Asserting Identity with the Mobile Media
The Digital Native is constantly connected. To be constantly connected is to have continual access to your friends, to your chosen information, to your creative outletâ¦it also means that âdigital information explosionâ (the ever-faster growing amount of published information available) and 'Digital Information Overload' (defined on wikipedia as âthe state of having too much information to make a decision or remained informed about a topic,â] is always in your face. The information explosion surrounds, shoving the native simultaneously in different directions, making it hard to stand ground as âyourselfâ â especially when at times itâs impossible to even hear yourself think.
OMG,â Elizabeth thumbs into her cell phoneâs miniature keyboard. âHeâs soooo cute.â Send.
Perched in a windowsill high above the city, Elizabeth coos over her new nephew. âWhat a peanut!â
Elizabethâs sister smiles from the hospital bed. Andyâs not even a day old, still wrapped tightly in the wardâs white-and-blue swaddling blanket, his tiny facing peeking out from his motherâs arms.
Elizabeth points the cell at Andy and peers through the viewfinder. The baby screws up his already crinkled face. She clicks a photo with the built-in camera, which makes the sound of an old-fashioned camera shutter, for no good reason. Send.
âMust already be the most photographed baby of all time,â her sister laughs. âYou should have seen mom. Youâd think sheâs never seen a baby before. Her poor friends. Theyâve probably all exceeded the quota on their AOL inboxes from all her endless e-mails. Sheâs never learned how to avoid sending pictures as enormo attachments.â
Elizabeth takes Andyâs tiny hand. She runs her finger over the plastic bracelet he wears. âCohen, Baby Boy,â it reads, along with a bunch of other data that a nurse entered into a computer kiosk somewhere. Time of birth, momâs name, a unique identifier, and so forth.
- Do digital technologies facilitate escapist behaviour?
Consider, in the case of the Mp3 player, the comment of Keisha, a twenty-year-old college student:
I use [my Mp3 player] everyday. I have the remote for it, so I lie in bed, and press play, and it comes on in the morning.

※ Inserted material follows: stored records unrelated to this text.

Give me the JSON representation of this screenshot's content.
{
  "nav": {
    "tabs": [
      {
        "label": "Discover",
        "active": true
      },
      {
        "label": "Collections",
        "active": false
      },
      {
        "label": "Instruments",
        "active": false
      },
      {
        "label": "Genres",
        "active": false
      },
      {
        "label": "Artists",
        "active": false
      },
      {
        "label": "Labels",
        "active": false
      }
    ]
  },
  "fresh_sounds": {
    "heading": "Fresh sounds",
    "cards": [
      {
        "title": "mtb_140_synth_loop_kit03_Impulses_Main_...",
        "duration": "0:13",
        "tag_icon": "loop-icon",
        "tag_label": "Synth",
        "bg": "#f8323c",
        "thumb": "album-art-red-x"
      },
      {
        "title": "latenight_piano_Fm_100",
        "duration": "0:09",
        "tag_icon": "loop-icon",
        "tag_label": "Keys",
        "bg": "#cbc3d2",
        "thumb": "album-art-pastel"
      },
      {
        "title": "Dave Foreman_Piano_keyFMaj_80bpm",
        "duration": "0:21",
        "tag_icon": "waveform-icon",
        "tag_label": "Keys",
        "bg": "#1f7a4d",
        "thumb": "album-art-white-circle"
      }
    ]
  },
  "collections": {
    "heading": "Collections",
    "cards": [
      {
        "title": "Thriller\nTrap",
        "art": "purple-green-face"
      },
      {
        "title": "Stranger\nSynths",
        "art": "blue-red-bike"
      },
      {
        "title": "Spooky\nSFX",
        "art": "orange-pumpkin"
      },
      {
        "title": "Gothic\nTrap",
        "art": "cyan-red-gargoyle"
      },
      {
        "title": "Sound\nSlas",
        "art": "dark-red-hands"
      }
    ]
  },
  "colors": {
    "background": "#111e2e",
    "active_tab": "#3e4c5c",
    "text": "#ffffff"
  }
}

And then when I walk to school, I use it to walk to school, and then, walking home, and I also have it on as background when Iâm cleaning or somethingâ¦ I fall asleep listening to it through my speakersâ¦I donât like silenceâ¦I like to have something going on constantly, I think I might just sit there and think, and if I think too much, ahh, I donât like it, I just like to get on with things.
Relevant Research and Articles
Digital Identity Forum
Susan P. Crawford, "Who's in Charge of Who I Am? Identity and Law Online," December 8, 2004
Posting Your Resume on YouTube, The Wall Street Journal, December 6, 2006
Danah Boyd, 'Facebook's "Privacy Trainwreck": Exposure, Invasion, and Drama,' September 8, 2006
Chinese Web Site Rips Off Facebook, Harvard Crimson, February 15, 2007
Google and Your Health Information, eWeek.com, May 29, 2007
The Identity Metasystem: Towards a Privacy-Compliant Solution to the Challenges of Digital Identity (Microsoft, 2006)
Identity and the virtual community (Donath)
"Staying Connected via Cellphone (and Cellphone Bill)", 'NY Times', June 27, 2007